TB: Here in New York today Mayor Hillary Clinton announced that I95, once one of the east coast's major motorways, will be reduced to 2 lanes within 50 miles of downtown to make way for more community gardens. Cyclists are expected to demonstrate against this measure tomorrow night at Times Square. Cycling advocate Dan Archibald complained that since the last gas crisis more and more roadway has been given away to local farmers and community gardens. Mayor Clinton responded to the criticism through her office saying, "That if New Yorkers want food on their tables they must be prepared to give up I95. It is not as if any food can be trucked to New York".

--remainder inaudible--

Putting Cars Behind Us

Putting Cars Behind
Published October 16, 2006

(Gotham Gazette) by Enrique PeƱalosa

Transportation policy today means how to reduce car use. Transportation is not an end in itself. Very good transportation will not make us happy. It is a means to a kind of city. So what we really are talking about with transportation is what kind of city do we want. What is a good city?

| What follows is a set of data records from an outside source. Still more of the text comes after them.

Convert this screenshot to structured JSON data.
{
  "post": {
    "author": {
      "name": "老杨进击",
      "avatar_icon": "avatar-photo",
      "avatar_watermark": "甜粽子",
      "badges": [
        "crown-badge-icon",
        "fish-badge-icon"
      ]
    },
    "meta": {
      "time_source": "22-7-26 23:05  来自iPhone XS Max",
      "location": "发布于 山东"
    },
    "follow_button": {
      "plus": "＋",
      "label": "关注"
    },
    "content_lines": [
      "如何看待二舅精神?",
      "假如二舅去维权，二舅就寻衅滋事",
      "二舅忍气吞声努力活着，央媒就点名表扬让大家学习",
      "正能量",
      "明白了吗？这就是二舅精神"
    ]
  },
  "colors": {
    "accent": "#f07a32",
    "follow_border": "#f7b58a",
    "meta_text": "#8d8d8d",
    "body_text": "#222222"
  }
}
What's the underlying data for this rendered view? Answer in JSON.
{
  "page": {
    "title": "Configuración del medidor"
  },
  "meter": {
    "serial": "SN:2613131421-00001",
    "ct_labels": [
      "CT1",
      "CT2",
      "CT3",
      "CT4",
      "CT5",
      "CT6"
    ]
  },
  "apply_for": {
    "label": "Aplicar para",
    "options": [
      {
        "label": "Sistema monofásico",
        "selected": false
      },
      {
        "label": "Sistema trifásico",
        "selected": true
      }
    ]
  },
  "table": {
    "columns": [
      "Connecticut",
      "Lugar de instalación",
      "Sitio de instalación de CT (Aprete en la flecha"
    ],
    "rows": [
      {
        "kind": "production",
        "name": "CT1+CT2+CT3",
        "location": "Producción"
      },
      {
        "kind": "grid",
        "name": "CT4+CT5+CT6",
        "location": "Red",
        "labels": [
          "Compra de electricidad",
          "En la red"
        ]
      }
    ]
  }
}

There is a wonderful Danish urbanist, Jan Gehl, who says that a good city is like a good party – people do not want to leave. It is a city where people want to be out of their houses. We have to go out into the public space to work or to buy groceries, but the good city is the one where people want any pretext to be in the parks, on the sidewalks, in the cafes.

We have to chose between a city that is friendlier to cars or a city that is friendlier to people. I am not a car hater, but if you are with a three-year old walking next to an eight-lane highway it is clearly not a pleasant environment to be in. The slower the traffic, the narrower the streets, the wider the sidewalks, the more pleasant the city.

Adam Smith told us that each person seeking his own benefit will yield the best results for society. In the case of cities, that does not work. We cannot let every individual decide if they want to live next to a wide sidewalk or a narrow sidewalk, or what the height of the building will be

There is often a contradiction between private rationality and social convenience. What is good for the bee is not always good for the beehive. It is very logical for someone to try to use a private car. It is more comfortable than public transportation, you don’t get pressed next to people who don’t smell as you would like. But if everybody does the same thing at the same time, society will collapse. There has to be a collective decision on how we want to organize our lives.

What city model are we creating? Who benefits? What is our objective – efficient mobility for all and a certain kind of city, or do we simply want to minimize traffic jams? (rest of the article in the comments)

Sunday, October 15, 2006

Fall riding in Prince Edward County

Went for a ride over Thanksgiving last weekend. Lots of beautiful and quiet roads. Recommended.